Photo credit https://edubirdie.com/
Welcome back to our series on hiring and the job search. In my last post, we discussed the challenges professionals face around making a decision to leave a current nonprofit employer. Now let’s assume you are at a place where you know you’re ready to look – what comes next? First, let’s talk about reading the job description.
Once you feel ready to leave, you might find yourself spending a lot of time on job boards and organizational websites. Good idea. But how do you know if the jobs listed are right for you? What are the tricks to understanding what an employer really wants?
Here are three tips for reading and evaluating a job description:

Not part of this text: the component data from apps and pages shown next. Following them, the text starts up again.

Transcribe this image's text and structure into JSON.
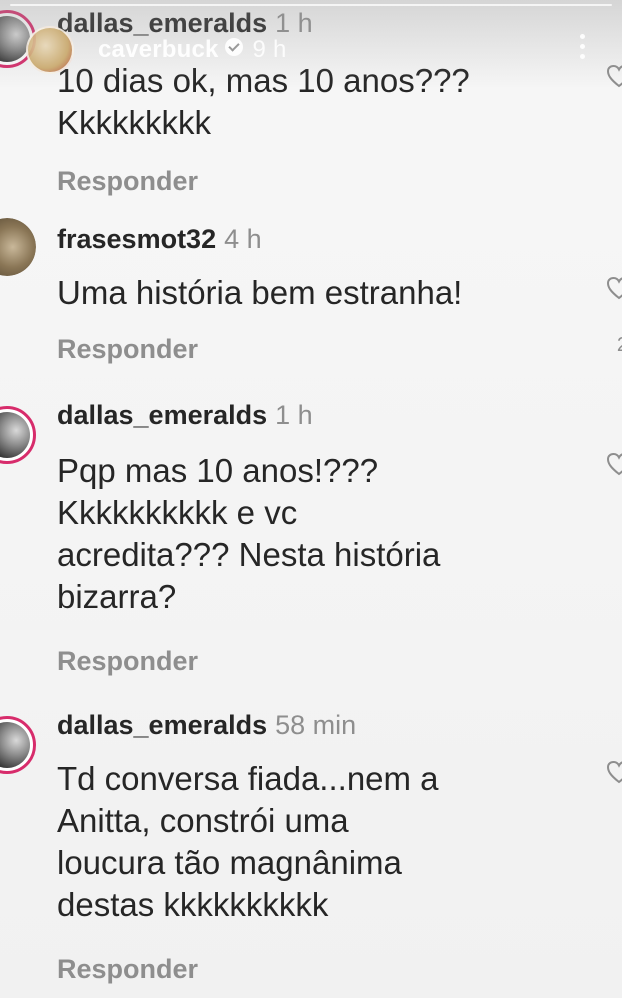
{
  "story": {
    "username": "caverbuck",
    "time": "9 h"
  },
  "comments": [
    {
      "username": "dallas_emeralds",
      "time": "1 h",
      "text": "10 dias ok, mas 10 anos???\nKkkkkkkkk",
      "reply_label": "Responder",
      "avatar": "profile-photo",
      "story_ring": true
    },
    {
      "username": "frasesmot32",
      "time": "4 h",
      "text": "Uma história bem estranha!",
      "reply_label": "Responder",
      "avatar": "profile-photo",
      "story_ring": false,
      "like_count": "2"
    },
    {
      "username": "dallas_emeralds",
      "time": "1 h",
      "text": "Pqp mas 10 anos!???\nKkkkkkkkkk e vc\nacredita??? Nesta história\nbizarra?",
      "reply_label": "Responder",
      "avatar": "profile-photo",
      "story_ring": true
    },
    {
      "username": "dallas_emeralds",
      "time": "58 min",
      "text": "Td conversa fiada...nem a\nAnitta, constrói uma\nloucura tão magnânima\ndestas kkkkkkkkkk",
      "reply_label": "Responder",
      "avatar": "profile-photo",
      "story_ring": true
    }
  ],
  "colors": {
    "text": "#262626",
    "secondary": "#8e8e8e",
    "story_ring": "#d72c6b"
  },
  "icons": [
    "heart-icon",
    "verified-icon",
    "more-icon"
  ]
}
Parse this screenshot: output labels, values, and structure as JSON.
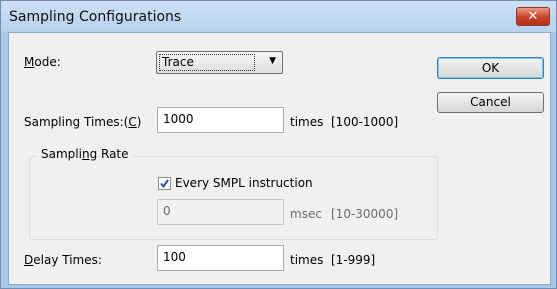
{
  "window": {
    "title": "Sampling Configurations",
    "close_label": "✕"
  },
  "mode": {
    "label_prefix": "",
    "label_accel": "M",
    "label_suffix": "ode:",
    "selected": "Trace"
  },
  "sampling_times": {
    "label_prefix": "Sampling Times:(",
    "label_accel": "C",
    "label_suffix": ")",
    "value": "1000",
    "unit": "times",
    "range": "[100-1000]"
  },
  "sampling_rate": {
    "group_prefix": "Sampli",
    "group_accel": "n",
    "group_suffix": "g Rate",
    "checkbox_label": "Every SMPL instruction",
    "checkbox_checked": true,
    "value": "0",
    "unit": "msec",
    "range": "[10-30000]"
  },
  "delay_times": {
    "label_prefix": "",
    "label_accel": "D",
    "label_suffix": "elay Times:",
    "value": "100",
    "unit": "times",
    "range": "[1-999]"
  },
  "buttons": {
    "ok": "OK",
    "cancel": "Cancel"
  },
  "colors": {
    "title_bar": "#b6d0ee",
    "client": "#f0f0f0",
    "close_button": "#c7432b"
  }
}
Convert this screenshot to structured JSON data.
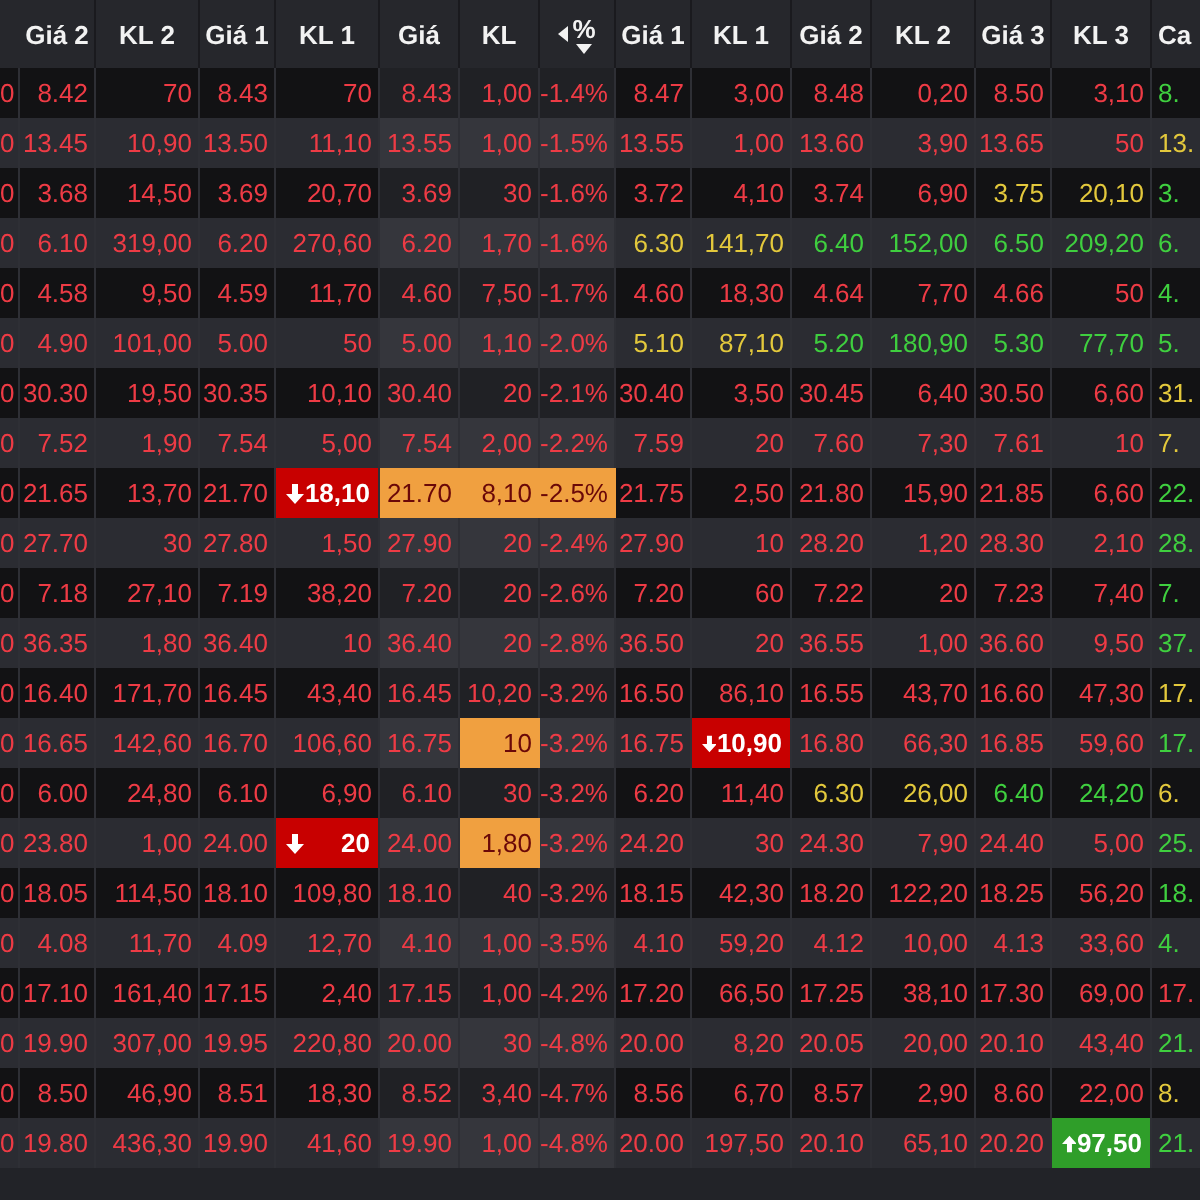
{
  "columns": [
    {},
    {
      "label": "Giá 2"
    },
    {
      "label": "KL 2"
    },
    {
      "label": "Giá 1"
    },
    {
      "label": "KL 1"
    },
    {
      "label": "Giá"
    },
    {
      "label": "KL"
    },
    {
      "label": "%",
      "sorted": true
    },
    {
      "label": "Giá 1"
    },
    {
      "label": "KL 1"
    },
    {
      "label": "Giá 2"
    },
    {
      "label": "KL 2"
    },
    {
      "label": "Giá 3"
    },
    {
      "label": "KL 3"
    },
    {
      "label": "Ca"
    }
  ],
  "rows": [
    {
      "cells": [
        {
          "text": "0",
          "kind": "down"
        },
        {
          "text": "8.42",
          "kind": "down"
        },
        {
          "text": "70",
          "kind": "down"
        },
        {
          "text": "8.43",
          "kind": "down"
        },
        {
          "text": "70",
          "kind": "down"
        },
        {
          "text": "8.43",
          "kind": "down"
        },
        {
          "text": "1,00",
          "kind": "down"
        },
        {
          "text": "-1.4%",
          "kind": "down"
        },
        {
          "text": "8.47",
          "kind": "down"
        },
        {
          "text": "3,00",
          "kind": "down"
        },
        {
          "text": "8.48",
          "kind": "down"
        },
        {
          "text": "0,20",
          "kind": "down"
        },
        {
          "text": "8.50",
          "kind": "down"
        },
        {
          "text": "3,10",
          "kind": "down"
        },
        {
          "text": "8.",
          "kind": "up"
        }
      ]
    },
    {
      "cells": [
        {
          "text": "0",
          "kind": "down"
        },
        {
          "text": "13.45",
          "kind": "down"
        },
        {
          "text": "10,90",
          "kind": "down"
        },
        {
          "text": "13.50",
          "kind": "down"
        },
        {
          "text": "11,10",
          "kind": "down"
        },
        {
          "text": "13.55",
          "kind": "down"
        },
        {
          "text": "1,00",
          "kind": "down"
        },
        {
          "text": "-1.5%",
          "kind": "down"
        },
        {
          "text": "13.55",
          "kind": "down"
        },
        {
          "text": "1,00",
          "kind": "down"
        },
        {
          "text": "13.60",
          "kind": "down"
        },
        {
          "text": "3,90",
          "kind": "down"
        },
        {
          "text": "13.65",
          "kind": "down"
        },
        {
          "text": "50",
          "kind": "down"
        },
        {
          "text": "13.",
          "kind": "ref"
        }
      ]
    },
    {
      "cells": [
        {
          "text": "0",
          "kind": "down"
        },
        {
          "text": "3.68",
          "kind": "down"
        },
        {
          "text": "14,50",
          "kind": "down"
        },
        {
          "text": "3.69",
          "kind": "down"
        },
        {
          "text": "20,70",
          "kind": "down"
        },
        {
          "text": "3.69",
          "kind": "down"
        },
        {
          "text": "30",
          "kind": "down"
        },
        {
          "text": "-1.6%",
          "kind": "down"
        },
        {
          "text": "3.72",
          "kind": "down"
        },
        {
          "text": "4,10",
          "kind": "down"
        },
        {
          "text": "3.74",
          "kind": "down"
        },
        {
          "text": "6,90",
          "kind": "down"
        },
        {
          "text": "3.75",
          "kind": "ref"
        },
        {
          "text": "20,10",
          "kind": "ref"
        },
        {
          "text": "3.",
          "kind": "up"
        }
      ]
    },
    {
      "cells": [
        {
          "text": "0",
          "kind": "down"
        },
        {
          "text": "6.10",
          "kind": "down"
        },
        {
          "text": "319,00",
          "kind": "down"
        },
        {
          "text": "6.20",
          "kind": "down"
        },
        {
          "text": "270,60",
          "kind": "down"
        },
        {
          "text": "6.20",
          "kind": "down"
        },
        {
          "text": "1,70",
          "kind": "down"
        },
        {
          "text": "-1.6%",
          "kind": "down"
        },
        {
          "text": "6.30",
          "kind": "ref"
        },
        {
          "text": "141,70",
          "kind": "ref"
        },
        {
          "text": "6.40",
          "kind": "up"
        },
        {
          "text": "152,00",
          "kind": "up"
        },
        {
          "text": "6.50",
          "kind": "up"
        },
        {
          "text": "209,20",
          "kind": "up"
        },
        {
          "text": "6.",
          "kind": "up"
        }
      ]
    },
    {
      "cells": [
        {
          "text": "0",
          "kind": "down"
        },
        {
          "text": "4.58",
          "kind": "down"
        },
        {
          "text": "9,50",
          "kind": "down"
        },
        {
          "text": "4.59",
          "kind": "down"
        },
        {
          "text": "11,70",
          "kind": "down"
        },
        {
          "text": "4.60",
          "kind": "down"
        },
        {
          "text": "7,50",
          "kind": "down"
        },
        {
          "text": "-1.7%",
          "kind": "down"
        },
        {
          "text": "4.60",
          "kind": "down"
        },
        {
          "text": "18,30",
          "kind": "down"
        },
        {
          "text": "4.64",
          "kind": "down"
        },
        {
          "text": "7,70",
          "kind": "down"
        },
        {
          "text": "4.66",
          "kind": "down"
        },
        {
          "text": "50",
          "kind": "down"
        },
        {
          "text": "4.",
          "kind": "up"
        }
      ]
    },
    {
      "cells": [
        {
          "text": "0",
          "kind": "down"
        },
        {
          "text": "4.90",
          "kind": "down"
        },
        {
          "text": "101,00",
          "kind": "down"
        },
        {
          "text": "5.00",
          "kind": "down"
        },
        {
          "text": "50",
          "kind": "down"
        },
        {
          "text": "5.00",
          "kind": "down"
        },
        {
          "text": "1,10",
          "kind": "down"
        },
        {
          "text": "-2.0%",
          "kind": "down"
        },
        {
          "text": "5.10",
          "kind": "ref"
        },
        {
          "text": "87,10",
          "kind": "ref"
        },
        {
          "text": "5.20",
          "kind": "up"
        },
        {
          "text": "180,90",
          "kind": "up"
        },
        {
          "text": "5.30",
          "kind": "up"
        },
        {
          "text": "77,70",
          "kind": "up"
        },
        {
          "text": "5.",
          "kind": "up"
        }
      ]
    },
    {
      "cells": [
        {
          "text": "0",
          "kind": "down"
        },
        {
          "text": "30.30",
          "kind": "down"
        },
        {
          "text": "19,50",
          "kind": "down"
        },
        {
          "text": "30.35",
          "kind": "down"
        },
        {
          "text": "10,10",
          "kind": "down"
        },
        {
          "text": "30.40",
          "kind": "down"
        },
        {
          "text": "20",
          "kind": "down"
        },
        {
          "text": "-2.1%",
          "kind": "down"
        },
        {
          "text": "30.40",
          "kind": "down"
        },
        {
          "text": "3,50",
          "kind": "down"
        },
        {
          "text": "30.45",
          "kind": "down"
        },
        {
          "text": "6,40",
          "kind": "down"
        },
        {
          "text": "30.50",
          "kind": "down"
        },
        {
          "text": "6,60",
          "kind": "down"
        },
        {
          "text": "31.",
          "kind": "ref"
        }
      ]
    },
    {
      "cells": [
        {
          "text": "0",
          "kind": "down"
        },
        {
          "text": "7.52",
          "kind": "down"
        },
        {
          "text": "1,90",
          "kind": "down"
        },
        {
          "text": "7.54",
          "kind": "down"
        },
        {
          "text": "5,00",
          "kind": "down"
        },
        {
          "text": "7.54",
          "kind": "down"
        },
        {
          "text": "2,00",
          "kind": "down"
        },
        {
          "text": "-2.2%",
          "kind": "down"
        },
        {
          "text": "7.59",
          "kind": "down"
        },
        {
          "text": "20",
          "kind": "down"
        },
        {
          "text": "7.60",
          "kind": "down"
        },
        {
          "text": "7,30",
          "kind": "down"
        },
        {
          "text": "7.61",
          "kind": "down"
        },
        {
          "text": "10",
          "kind": "down"
        },
        {
          "text": "7.",
          "kind": "ref"
        }
      ]
    },
    {
      "cells": [
        {
          "text": "0",
          "kind": "down"
        },
        {
          "text": "21.65",
          "kind": "down"
        },
        {
          "text": "13,70",
          "kind": "down"
        },
        {
          "text": "21.70",
          "kind": "down"
        },
        {
          "text": "18,10",
          "kind": "sellflash"
        },
        {
          "text": "21.70",
          "kind": "matched"
        },
        {
          "text": "8,10",
          "kind": "matched"
        },
        {
          "text": "-2.5%",
          "kind": "matched"
        },
        {
          "text": "21.75",
          "kind": "down"
        },
        {
          "text": "2,50",
          "kind": "down"
        },
        {
          "text": "21.80",
          "kind": "down"
        },
        {
          "text": "15,90",
          "kind": "down"
        },
        {
          "text": "21.85",
          "kind": "down"
        },
        {
          "text": "6,60",
          "kind": "down"
        },
        {
          "text": "22.",
          "kind": "up"
        }
      ]
    },
    {
      "cells": [
        {
          "text": "0",
          "kind": "down"
        },
        {
          "text": "27.70",
          "kind": "down"
        },
        {
          "text": "30",
          "kind": "down"
        },
        {
          "text": "27.80",
          "kind": "down"
        },
        {
          "text": "1,50",
          "kind": "down"
        },
        {
          "text": "27.90",
          "kind": "down"
        },
        {
          "text": "20",
          "kind": "down"
        },
        {
          "text": "-2.4%",
          "kind": "down"
        },
        {
          "text": "27.90",
          "kind": "down"
        },
        {
          "text": "10",
          "kind": "down"
        },
        {
          "text": "28.20",
          "kind": "down"
        },
        {
          "text": "1,20",
          "kind": "down"
        },
        {
          "text": "28.30",
          "kind": "down"
        },
        {
          "text": "2,10",
          "kind": "down"
        },
        {
          "text": "28.",
          "kind": "up"
        }
      ]
    },
    {
      "cells": [
        {
          "text": "0",
          "kind": "down"
        },
        {
          "text": "7.18",
          "kind": "down"
        },
        {
          "text": "27,10",
          "kind": "down"
        },
        {
          "text": "7.19",
          "kind": "down"
        },
        {
          "text": "38,20",
          "kind": "down"
        },
        {
          "text": "7.20",
          "kind": "down"
        },
        {
          "text": "20",
          "kind": "down"
        },
        {
          "text": "-2.6%",
          "kind": "down"
        },
        {
          "text": "7.20",
          "kind": "down"
        },
        {
          "text": "60",
          "kind": "down"
        },
        {
          "text": "7.22",
          "kind": "down"
        },
        {
          "text": "20",
          "kind": "down"
        },
        {
          "text": "7.23",
          "kind": "down"
        },
        {
          "text": "7,40",
          "kind": "down"
        },
        {
          "text": "7.",
          "kind": "up"
        }
      ]
    },
    {
      "cells": [
        {
          "text": "0",
          "kind": "down"
        },
        {
          "text": "36.35",
          "kind": "down"
        },
        {
          "text": "1,80",
          "kind": "down"
        },
        {
          "text": "36.40",
          "kind": "down"
        },
        {
          "text": "10",
          "kind": "down"
        },
        {
          "text": "36.40",
          "kind": "down"
        },
        {
          "text": "20",
          "kind": "down"
        },
        {
          "text": "-2.8%",
          "kind": "down"
        },
        {
          "text": "36.50",
          "kind": "down"
        },
        {
          "text": "20",
          "kind": "down"
        },
        {
          "text": "36.55",
          "kind": "down"
        },
        {
          "text": "1,00",
          "kind": "down"
        },
        {
          "text": "36.60",
          "kind": "down"
        },
        {
          "text": "9,50",
          "kind": "down"
        },
        {
          "text": "37.",
          "kind": "up"
        }
      ]
    },
    {
      "cells": [
        {
          "text": "0",
          "kind": "down"
        },
        {
          "text": "16.40",
          "kind": "down"
        },
        {
          "text": "171,70",
          "kind": "down"
        },
        {
          "text": "16.45",
          "kind": "down"
        },
        {
          "text": "43,40",
          "kind": "down"
        },
        {
          "text": "16.45",
          "kind": "down"
        },
        {
          "text": "10,20",
          "kind": "down"
        },
        {
          "text": "-3.2%",
          "kind": "down"
        },
        {
          "text": "16.50",
          "kind": "down"
        },
        {
          "text": "86,10",
          "kind": "down"
        },
        {
          "text": "16.55",
          "kind": "down"
        },
        {
          "text": "43,70",
          "kind": "down"
        },
        {
          "text": "16.60",
          "kind": "down"
        },
        {
          "text": "47,30",
          "kind": "down"
        },
        {
          "text": "17.",
          "kind": "ref"
        }
      ]
    },
    {
      "cells": [
        {
          "text": "0",
          "kind": "down"
        },
        {
          "text": "16.65",
          "kind": "down"
        },
        {
          "text": "142,60",
          "kind": "down"
        },
        {
          "text": "16.70",
          "kind": "down"
        },
        {
          "text": "106,60",
          "kind": "down"
        },
        {
          "text": "16.75",
          "kind": "down"
        },
        {
          "text": "10",
          "kind": "matched"
        },
        {
          "text": "-3.2%",
          "kind": "down"
        },
        {
          "text": "16.75",
          "kind": "down"
        },
        {
          "text": "10,90",
          "kind": "sellflash"
        },
        {
          "text": "16.80",
          "kind": "down"
        },
        {
          "text": "66,30",
          "kind": "down"
        },
        {
          "text": "16.85",
          "kind": "down"
        },
        {
          "text": "59,60",
          "kind": "down"
        },
        {
          "text": "17.",
          "kind": "up"
        }
      ]
    },
    {
      "cells": [
        {
          "text": "0",
          "kind": "down"
        },
        {
          "text": "6.00",
          "kind": "down"
        },
        {
          "text": "24,80",
          "kind": "down"
        },
        {
          "text": "6.10",
          "kind": "down"
        },
        {
          "text": "6,90",
          "kind": "down"
        },
        {
          "text": "6.10",
          "kind": "down"
        },
        {
          "text": "30",
          "kind": "down"
        },
        {
          "text": "-3.2%",
          "kind": "down"
        },
        {
          "text": "6.20",
          "kind": "down"
        },
        {
          "text": "11,40",
          "kind": "down"
        },
        {
          "text": "6.30",
          "kind": "ref"
        },
        {
          "text": "26,00",
          "kind": "ref"
        },
        {
          "text": "6.40",
          "kind": "up"
        },
        {
          "text": "24,20",
          "kind": "up"
        },
        {
          "text": "6.",
          "kind": "ref"
        }
      ]
    },
    {
      "cells": [
        {
          "text": "0",
          "kind": "down"
        },
        {
          "text": "23.80",
          "kind": "down"
        },
        {
          "text": "1,00",
          "kind": "down"
        },
        {
          "text": "24.00",
          "kind": "down"
        },
        {
          "text": "20",
          "kind": "sellflash"
        },
        {
          "text": "24.00",
          "kind": "down"
        },
        {
          "text": "1,80",
          "kind": "matched"
        },
        {
          "text": "-3.2%",
          "kind": "down"
        },
        {
          "text": "24.20",
          "kind": "down"
        },
        {
          "text": "30",
          "kind": "down"
        },
        {
          "text": "24.30",
          "kind": "down"
        },
        {
          "text": "7,90",
          "kind": "down"
        },
        {
          "text": "24.40",
          "kind": "down"
        },
        {
          "text": "5,00",
          "kind": "down"
        },
        {
          "text": "25.",
          "kind": "up"
        }
      ]
    },
    {
      "cells": [
        {
          "text": "0",
          "kind": "down"
        },
        {
          "text": "18.05",
          "kind": "down"
        },
        {
          "text": "114,50",
          "kind": "down"
        },
        {
          "text": "18.10",
          "kind": "down"
        },
        {
          "text": "109,80",
          "kind": "down"
        },
        {
          "text": "18.10",
          "kind": "down"
        },
        {
          "text": "40",
          "kind": "down"
        },
        {
          "text": "-3.2%",
          "kind": "down"
        },
        {
          "text": "18.15",
          "kind": "down"
        },
        {
          "text": "42,30",
          "kind": "down"
        },
        {
          "text": "18.20",
          "kind": "down"
        },
        {
          "text": "122,20",
          "kind": "down"
        },
        {
          "text": "18.25",
          "kind": "down"
        },
        {
          "text": "56,20",
          "kind": "down"
        },
        {
          "text": "18.",
          "kind": "up"
        }
      ]
    },
    {
      "cells": [
        {
          "text": "0",
          "kind": "down"
        },
        {
          "text": "4.08",
          "kind": "down"
        },
        {
          "text": "11,70",
          "kind": "down"
        },
        {
          "text": "4.09",
          "kind": "down"
        },
        {
          "text": "12,70",
          "kind": "down"
        },
        {
          "text": "4.10",
          "kind": "down"
        },
        {
          "text": "1,00",
          "kind": "down"
        },
        {
          "text": "-3.5%",
          "kind": "down"
        },
        {
          "text": "4.10",
          "kind": "down"
        },
        {
          "text": "59,20",
          "kind": "down"
        },
        {
          "text": "4.12",
          "kind": "down"
        },
        {
          "text": "10,00",
          "kind": "down"
        },
        {
          "text": "4.13",
          "kind": "down"
        },
        {
          "text": "33,60",
          "kind": "down"
        },
        {
          "text": "4.",
          "kind": "up"
        }
      ]
    },
    {
      "cells": [
        {
          "text": "0",
          "kind": "down"
        },
        {
          "text": "17.10",
          "kind": "down"
        },
        {
          "text": "161,40",
          "kind": "down"
        },
        {
          "text": "17.15",
          "kind": "down"
        },
        {
          "text": "2,40",
          "kind": "down"
        },
        {
          "text": "17.15",
          "kind": "down"
        },
        {
          "text": "1,00",
          "kind": "down"
        },
        {
          "text": "-4.2%",
          "kind": "down"
        },
        {
          "text": "17.20",
          "kind": "down"
        },
        {
          "text": "66,50",
          "kind": "down"
        },
        {
          "text": "17.25",
          "kind": "down"
        },
        {
          "text": "38,10",
          "kind": "down"
        },
        {
          "text": "17.30",
          "kind": "down"
        },
        {
          "text": "69,00",
          "kind": "down"
        },
        {
          "text": "17.",
          "kind": "down"
        }
      ]
    },
    {
      "cells": [
        {
          "text": "0",
          "kind": "down"
        },
        {
          "text": "19.90",
          "kind": "down"
        },
        {
          "text": "307,00",
          "kind": "down"
        },
        {
          "text": "19.95",
          "kind": "down"
        },
        {
          "text": "220,80",
          "kind": "down"
        },
        {
          "text": "20.00",
          "kind": "down"
        },
        {
          "text": "30",
          "kind": "down"
        },
        {
          "text": "-4.8%",
          "kind": "down"
        },
        {
          "text": "20.00",
          "kind": "down"
        },
        {
          "text": "8,20",
          "kind": "down"
        },
        {
          "text": "20.05",
          "kind": "down"
        },
        {
          "text": "20,00",
          "kind": "down"
        },
        {
          "text": "20.10",
          "kind": "down"
        },
        {
          "text": "43,40",
          "kind": "down"
        },
        {
          "text": "21.",
          "kind": "up"
        }
      ]
    },
    {
      "cells": [
        {
          "text": "0",
          "kind": "down"
        },
        {
          "text": "8.50",
          "kind": "down"
        },
        {
          "text": "46,90",
          "kind": "down"
        },
        {
          "text": "8.51",
          "kind": "down"
        },
        {
          "text": "18,30",
          "kind": "down"
        },
        {
          "text": "8.52",
          "kind": "down"
        },
        {
          "text": "3,40",
          "kind": "down"
        },
        {
          "text": "-4.7%",
          "kind": "down"
        },
        {
          "text": "8.56",
          "kind": "down"
        },
        {
          "text": "6,70",
          "kind": "down"
        },
        {
          "text": "8.57",
          "kind": "down"
        },
        {
          "text": "2,90",
          "kind": "down"
        },
        {
          "text": "8.60",
          "kind": "down"
        },
        {
          "text": "22,00",
          "kind": "down"
        },
        {
          "text": "8.",
          "kind": "ref"
        }
      ]
    },
    {
      "cells": [
        {
          "text": "0",
          "kind": "down"
        },
        {
          "text": "19.80",
          "kind": "down"
        },
        {
          "text": "436,30",
          "kind": "down"
        },
        {
          "text": "19.90",
          "kind": "down"
        },
        {
          "text": "41,60",
          "kind": "down"
        },
        {
          "text": "19.90",
          "kind": "down"
        },
        {
          "text": "1,00",
          "kind": "down"
        },
        {
          "text": "-4.8%",
          "kind": "down"
        },
        {
          "text": "20.00",
          "kind": "down"
        },
        {
          "text": "197,50",
          "kind": "down"
        },
        {
          "text": "20.10",
          "kind": "down"
        },
        {
          "text": "65,10",
          "kind": "down"
        },
        {
          "text": "20.20",
          "kind": "down"
        },
        {
          "text": "97,50",
          "kind": "buyflash"
        },
        {
          "text": "21.",
          "kind": "up"
        }
      ]
    }
  ]
}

- Job descriptions are “wish-lists”: i.e. – they may not end up representing the successful candidate’s exact skill set and qualifications. Therefore, don’t rule out a position because you can’t check off every box. Ask yourself if the position profile feels like it describes you (your experience, expertise and skill set). Can you answer “yes” to most of the preferred qualifications listed? If not, and you don’t have anywhere near the kind of experience listed (number of years in the field, areas of expertise, campaign experience and gift levels), move on. Don’t try to represent yourself as something or someone you’re not. The danger with this is that once you begin your new role, you may not be prepared to succeed!
- Pay attention to repetition of, or emphasis on, specific skill sets and knowledge areas: You’ll notice that employers tend to mention important words, phrases or areas of expertise several times within a description. For a major gifts officer, these might include solicitation, cultivation and stewardship. If these are areas of strength for you – take advantage of this fact and emphasize these skill sets in your cover letter (and during the interview). Know what to “dial up” about your experiences based on the job description. Use the exact language the employer has used to describe your expertise – i.e., if they use the word “solicitation”, you should too (even if you would normally say “canvassing” for you Canadians out there). If they talk about gift “upgrades” to describe achieving the increase, use that same language. This is important because they can more easily compare your skill set to their desired profile.
- Be picky and do your homework: When you are ready to leave, it’s tempting to apply for every job that looks like it could be a good fit. Be sure to read about the organization’s background and history (good job descriptions include these) prior to applying. Ask around (in the nonprofit community) about the organization’s culture and reputation. When I read cover letters from candidates who have really done their homework, and give me a true sense of why an organization’s mission is a good fit on a personal level, I am much more interested in continuing the conversation. Cover letters that sound generic are a big turn off. So, figure out what moves you on a personal and professional level and talk about it in your introductory message and in the interview. Don’t apply for every job on the market – your lack of focus will be obvious to potential employers and end up working against you.
I hope these tips are helpful as you begin looking at job descriptions and making decisions about where to direct your energies. And take a look at today’s freebie, which includes additional tips on reading and evaluating position descriptions. Stay tuned in two weeks for more on the search process from the candidate’s perspective – we’ll talk about preparing your resume and cover letter…